The recommended weaving patterns, the welding gun motions and bead sequences in horizontal position are illustrated in the two illustrations below. For butt weld root passes and fill passes, a zig-zag motion like a saw tooth is used with bead width adjustment as required. The operator must take care of pausing at the side walls to obtain an adequate tie-in to the base metal or to the previous weld bead. In the horizontal position for fillet welds a circular motion of the electrode tip is recommended.
In the vertical position, a back and forth weave is recommended for the weaving patterns, the welding gun motions and the bead sequences for light gauge material with a square edge butt joint. In a bevelled multi-pass joint, root passes are performed with small weaving in a U pattern like a pendulum, cover passes are carried out by using a side weave with a backstep in the size of the wire diameter at the walls. For vertical up fillet weld a Christmas tree pattern is recommended with pauses at the side walls. In the vertical down welding, an upside down U pattern with pauses at the side walls is used. In vertical down welding the weld puddle tends to flow down ahead of the electrode tip and therefore the travel speed must be high enough so that the molten metal flowing down does not take place between the electrode tip and the base metal. In this case it is possibile that the arc can not melt the base metal to obtain adequate binding to the base metal. The welder must take care of pausing at the side walls to obtain adequate tie-in to the base metal. For vertical up fillet weld a Christmas tree pattern is recommended with pauses at the side wall.

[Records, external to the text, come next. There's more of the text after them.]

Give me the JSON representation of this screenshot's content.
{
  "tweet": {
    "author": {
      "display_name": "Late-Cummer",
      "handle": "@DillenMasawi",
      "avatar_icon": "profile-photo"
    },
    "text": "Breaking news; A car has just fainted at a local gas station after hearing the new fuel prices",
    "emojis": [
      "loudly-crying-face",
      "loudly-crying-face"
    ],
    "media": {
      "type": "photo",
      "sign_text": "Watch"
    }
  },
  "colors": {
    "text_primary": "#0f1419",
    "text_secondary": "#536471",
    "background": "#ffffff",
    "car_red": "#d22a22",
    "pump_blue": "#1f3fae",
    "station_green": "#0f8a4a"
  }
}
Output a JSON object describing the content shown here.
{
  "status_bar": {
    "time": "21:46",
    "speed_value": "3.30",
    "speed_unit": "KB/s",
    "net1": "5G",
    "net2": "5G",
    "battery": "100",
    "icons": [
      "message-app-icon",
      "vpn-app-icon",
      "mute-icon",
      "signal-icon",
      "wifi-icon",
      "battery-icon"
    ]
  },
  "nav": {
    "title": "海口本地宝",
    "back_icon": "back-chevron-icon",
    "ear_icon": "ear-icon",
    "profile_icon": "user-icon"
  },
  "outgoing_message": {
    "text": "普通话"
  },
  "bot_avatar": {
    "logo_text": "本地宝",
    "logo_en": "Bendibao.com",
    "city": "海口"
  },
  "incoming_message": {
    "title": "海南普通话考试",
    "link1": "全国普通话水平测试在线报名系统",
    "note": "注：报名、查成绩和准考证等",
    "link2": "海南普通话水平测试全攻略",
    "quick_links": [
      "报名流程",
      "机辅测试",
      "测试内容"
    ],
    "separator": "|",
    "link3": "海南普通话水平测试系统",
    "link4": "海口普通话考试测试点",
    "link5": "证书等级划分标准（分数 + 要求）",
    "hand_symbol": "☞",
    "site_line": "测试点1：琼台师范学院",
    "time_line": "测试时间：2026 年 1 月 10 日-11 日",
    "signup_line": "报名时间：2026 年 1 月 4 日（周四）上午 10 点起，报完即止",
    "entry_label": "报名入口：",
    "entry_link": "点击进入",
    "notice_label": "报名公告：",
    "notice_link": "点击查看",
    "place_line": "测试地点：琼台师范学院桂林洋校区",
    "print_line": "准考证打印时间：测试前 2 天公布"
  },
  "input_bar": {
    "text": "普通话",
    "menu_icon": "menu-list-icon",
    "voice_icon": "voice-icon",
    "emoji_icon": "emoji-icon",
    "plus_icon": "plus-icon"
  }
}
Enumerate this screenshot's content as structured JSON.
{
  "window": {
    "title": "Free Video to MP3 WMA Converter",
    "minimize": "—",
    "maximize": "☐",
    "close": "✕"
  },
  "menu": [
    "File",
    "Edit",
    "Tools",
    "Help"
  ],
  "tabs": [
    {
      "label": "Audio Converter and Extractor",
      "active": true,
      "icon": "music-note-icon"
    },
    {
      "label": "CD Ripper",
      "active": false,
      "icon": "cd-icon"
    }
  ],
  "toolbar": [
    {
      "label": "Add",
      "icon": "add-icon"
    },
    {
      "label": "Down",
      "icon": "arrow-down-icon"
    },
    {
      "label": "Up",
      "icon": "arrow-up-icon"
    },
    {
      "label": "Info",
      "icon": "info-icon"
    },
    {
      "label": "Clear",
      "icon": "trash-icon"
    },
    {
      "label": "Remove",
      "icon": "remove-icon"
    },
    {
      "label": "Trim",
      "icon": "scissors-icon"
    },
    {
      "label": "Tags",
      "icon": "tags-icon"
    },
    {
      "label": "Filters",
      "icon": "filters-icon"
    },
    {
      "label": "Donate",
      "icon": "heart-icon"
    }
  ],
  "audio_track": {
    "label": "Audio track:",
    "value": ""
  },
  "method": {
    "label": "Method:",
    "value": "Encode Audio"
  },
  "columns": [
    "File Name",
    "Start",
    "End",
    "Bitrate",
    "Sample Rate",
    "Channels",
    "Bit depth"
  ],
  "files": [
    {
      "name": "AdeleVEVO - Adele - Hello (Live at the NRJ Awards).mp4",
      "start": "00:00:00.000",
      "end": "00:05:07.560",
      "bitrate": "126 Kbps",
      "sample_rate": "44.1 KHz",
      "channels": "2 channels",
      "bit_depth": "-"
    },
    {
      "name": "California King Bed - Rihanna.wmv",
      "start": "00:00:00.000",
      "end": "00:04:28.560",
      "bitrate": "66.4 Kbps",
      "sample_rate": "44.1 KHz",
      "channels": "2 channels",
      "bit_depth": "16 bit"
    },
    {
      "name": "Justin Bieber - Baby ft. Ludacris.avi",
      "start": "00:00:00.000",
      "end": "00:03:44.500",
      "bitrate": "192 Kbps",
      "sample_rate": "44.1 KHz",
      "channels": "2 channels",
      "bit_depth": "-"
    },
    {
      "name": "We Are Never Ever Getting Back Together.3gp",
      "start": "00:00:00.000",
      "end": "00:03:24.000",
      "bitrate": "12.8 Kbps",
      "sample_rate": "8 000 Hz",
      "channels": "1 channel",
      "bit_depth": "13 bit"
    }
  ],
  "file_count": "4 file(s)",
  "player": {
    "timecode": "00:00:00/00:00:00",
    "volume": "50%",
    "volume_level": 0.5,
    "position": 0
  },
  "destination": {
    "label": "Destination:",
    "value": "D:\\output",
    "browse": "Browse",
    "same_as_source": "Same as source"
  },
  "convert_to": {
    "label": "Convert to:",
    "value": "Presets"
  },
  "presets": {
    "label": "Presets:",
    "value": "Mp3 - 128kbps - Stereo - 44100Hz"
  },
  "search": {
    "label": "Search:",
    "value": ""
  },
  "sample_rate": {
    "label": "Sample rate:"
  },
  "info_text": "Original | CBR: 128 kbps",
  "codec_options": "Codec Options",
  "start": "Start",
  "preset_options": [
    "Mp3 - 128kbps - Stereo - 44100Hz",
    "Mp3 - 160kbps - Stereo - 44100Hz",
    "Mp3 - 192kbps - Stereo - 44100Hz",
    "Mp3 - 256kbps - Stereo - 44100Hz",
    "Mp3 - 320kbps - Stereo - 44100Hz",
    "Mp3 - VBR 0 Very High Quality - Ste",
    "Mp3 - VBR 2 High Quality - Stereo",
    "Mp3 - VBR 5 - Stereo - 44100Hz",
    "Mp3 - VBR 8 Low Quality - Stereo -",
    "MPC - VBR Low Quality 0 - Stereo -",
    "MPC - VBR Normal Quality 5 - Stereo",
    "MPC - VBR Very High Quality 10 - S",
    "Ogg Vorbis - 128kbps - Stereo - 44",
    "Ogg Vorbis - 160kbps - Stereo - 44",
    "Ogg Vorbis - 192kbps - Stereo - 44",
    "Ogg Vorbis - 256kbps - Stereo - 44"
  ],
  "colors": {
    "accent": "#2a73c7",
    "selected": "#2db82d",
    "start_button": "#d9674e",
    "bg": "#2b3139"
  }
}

The recommended weaving patterns, the welding gun motions and bead sequences in the overhead welding are illustrated in the illustration overleaf. Overhead welding of butt bevelled joint is performed with a regular zig-zag pattern with pauses at the side walls. For the overhead fillet weld as well as in the vertical up fillet weld a Christmas tree pattern is recommended with pauses at the side walls.